DATA SECTION:
^^^^
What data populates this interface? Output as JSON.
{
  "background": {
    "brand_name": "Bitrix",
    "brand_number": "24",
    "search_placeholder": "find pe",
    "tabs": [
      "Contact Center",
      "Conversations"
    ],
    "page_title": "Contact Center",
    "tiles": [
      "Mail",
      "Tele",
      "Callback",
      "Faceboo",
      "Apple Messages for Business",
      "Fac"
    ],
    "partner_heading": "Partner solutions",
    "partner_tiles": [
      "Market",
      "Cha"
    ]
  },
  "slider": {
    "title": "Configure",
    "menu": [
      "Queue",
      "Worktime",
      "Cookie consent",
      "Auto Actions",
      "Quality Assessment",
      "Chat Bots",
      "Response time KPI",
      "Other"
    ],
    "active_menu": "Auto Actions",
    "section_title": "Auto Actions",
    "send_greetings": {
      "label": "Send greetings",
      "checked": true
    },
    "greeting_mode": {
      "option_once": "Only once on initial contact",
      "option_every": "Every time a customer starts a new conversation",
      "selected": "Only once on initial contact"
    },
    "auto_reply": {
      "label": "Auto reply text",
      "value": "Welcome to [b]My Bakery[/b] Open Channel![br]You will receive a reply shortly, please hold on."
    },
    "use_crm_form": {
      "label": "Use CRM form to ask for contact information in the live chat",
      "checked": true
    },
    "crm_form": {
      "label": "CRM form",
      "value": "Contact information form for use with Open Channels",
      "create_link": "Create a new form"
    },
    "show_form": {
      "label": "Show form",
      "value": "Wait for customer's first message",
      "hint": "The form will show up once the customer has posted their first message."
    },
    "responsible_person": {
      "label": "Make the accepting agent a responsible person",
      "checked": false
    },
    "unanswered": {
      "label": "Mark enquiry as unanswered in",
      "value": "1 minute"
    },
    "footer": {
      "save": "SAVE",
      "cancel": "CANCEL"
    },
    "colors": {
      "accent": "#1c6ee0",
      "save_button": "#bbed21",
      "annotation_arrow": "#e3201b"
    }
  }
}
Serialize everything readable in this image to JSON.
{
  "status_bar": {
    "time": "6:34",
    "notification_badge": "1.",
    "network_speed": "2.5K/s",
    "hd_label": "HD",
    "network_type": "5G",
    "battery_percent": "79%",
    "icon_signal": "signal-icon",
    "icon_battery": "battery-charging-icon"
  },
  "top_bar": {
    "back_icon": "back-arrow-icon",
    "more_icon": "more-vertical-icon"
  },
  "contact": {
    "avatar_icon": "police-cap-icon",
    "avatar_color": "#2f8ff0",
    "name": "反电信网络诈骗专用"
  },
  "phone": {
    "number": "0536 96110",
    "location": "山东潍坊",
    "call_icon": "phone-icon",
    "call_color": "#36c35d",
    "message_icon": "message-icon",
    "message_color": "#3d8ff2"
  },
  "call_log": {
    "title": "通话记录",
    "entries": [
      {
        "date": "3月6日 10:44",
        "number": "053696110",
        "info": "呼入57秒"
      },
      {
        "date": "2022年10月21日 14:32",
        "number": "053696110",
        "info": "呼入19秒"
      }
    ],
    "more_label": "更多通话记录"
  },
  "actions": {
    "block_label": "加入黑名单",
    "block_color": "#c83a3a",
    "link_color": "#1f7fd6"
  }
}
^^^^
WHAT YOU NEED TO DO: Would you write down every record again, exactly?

WORKED SOLUTION:
What data populates this interface? Output as JSON.
{
  "background": {
    "brand_name": "Bitrix",
    "brand_number": "24",
    "search_placeholder": "find pe",
    "tabs": [
      "Contact Center",
      "Conversations"
    ],
    "page_title": "Contact Center",
    "tiles": [
      "Mail",
      "Tele",
      "Callback",
      "Faceboo",
      "Apple Messages for Business",
      "Fac"
    ],
    "partner_heading": "Partner solutions",
    "partner_tiles": [
      "Market",
      "Cha"
    ]
  },
  "slider": {
    "title": "Configure",
    "menu": [
      "Queue",
      "Worktime",
      "Cookie consent",
      "Auto Actions",
      "Quality Assessment",
      "Chat Bots",
      "Response time KPI",
      "Other"
    ],
    "active_menu": "Auto Actions",
    "section_title": "Auto Actions",
    "send_greetings": {
      "label": "Send greetings",
      "checked": true
    },
    "greeting_mode": {
      "option_once": "Only once on initial contact",
      "option_every": "Every time a customer starts a new conversation",
      "selected": "Only once on initial contact"
    },
    "auto_reply": {
      "label": "Auto reply text",
      "value": "Welcome to [b]My Bakery[/b] Open Channel![br]You will receive a reply shortly, please hold on."
    },
    "use_crm_form": {
      "label": "Use CRM form to ask for contact information in the live chat",
      "checked": true
    },
    "crm_form": {
      "label": "CRM form",
      "value": "Contact information form for use with Open Channels",
      "create_link": "Create a new form"
    },
    "show_form": {
      "label": "Show form",
      "value": "Wait for customer's first message",
      "hint": "The form will show up once the customer has posted their first message."
    },
    "responsible_person": {
      "label": "Make the accepting agent a responsible person",
      "checked": false
    },
    "unanswered": {
      "label": "Mark enquiry as unanswered in",
      "value": "1 minute"
    },
    "footer": {
      "save": "SAVE",
      "cancel": "CANCEL"
    },
    "colors": {
      "accent": "#1c6ee0",
      "save_button": "#bbed21",
      "annotation_arrow": "#e3201b"
    }
  }
}
Serialize everything readable in this image to JSON.
{
  "status_bar": {
    "time": "6:34",
    "notification_badge": "1.",
    "network_speed": "2.5K/s",
    "hd_label": "HD",
    "network_type": "5G",
    "battery_percent": "79%",
    "icon_signal": "signal-icon",
    "icon_battery": "battery-charging-icon"
  },
  "top_bar": {
    "back_icon": "back-arrow-icon",
    "more_icon": "more-vertical-icon"
  },
  "contact": {
    "avatar_icon": "police-cap-icon",
    "avatar_color": "#2f8ff0",
    "name": "反电信网络诈骗专用"
  },
  "phone": {
    "number": "0536 96110",
    "location": "山东潍坊",
    "call_icon": "phone-icon",
    "call_color": "#36c35d",
    "message_icon": "message-icon",
    "message_color": "#3d8ff2"
  },
  "call_log": {
    "title": "通话记录",
    "entries": [
      {
        "date": "3月6日 10:44",
        "number": "053696110",
        "info": "呼入57秒"
      },
      {
        "date": "2022年10月21日 14:32",
        "number": "053696110",
        "info": "呼入19秒"
      }
    ],
    "more_label": "更多通话记录"
  },
  "actions": {
    "block_label": "加入黑名单",
    "block_color": "#c83a3a",
    "link_color": "#1f7fd6"
  }
}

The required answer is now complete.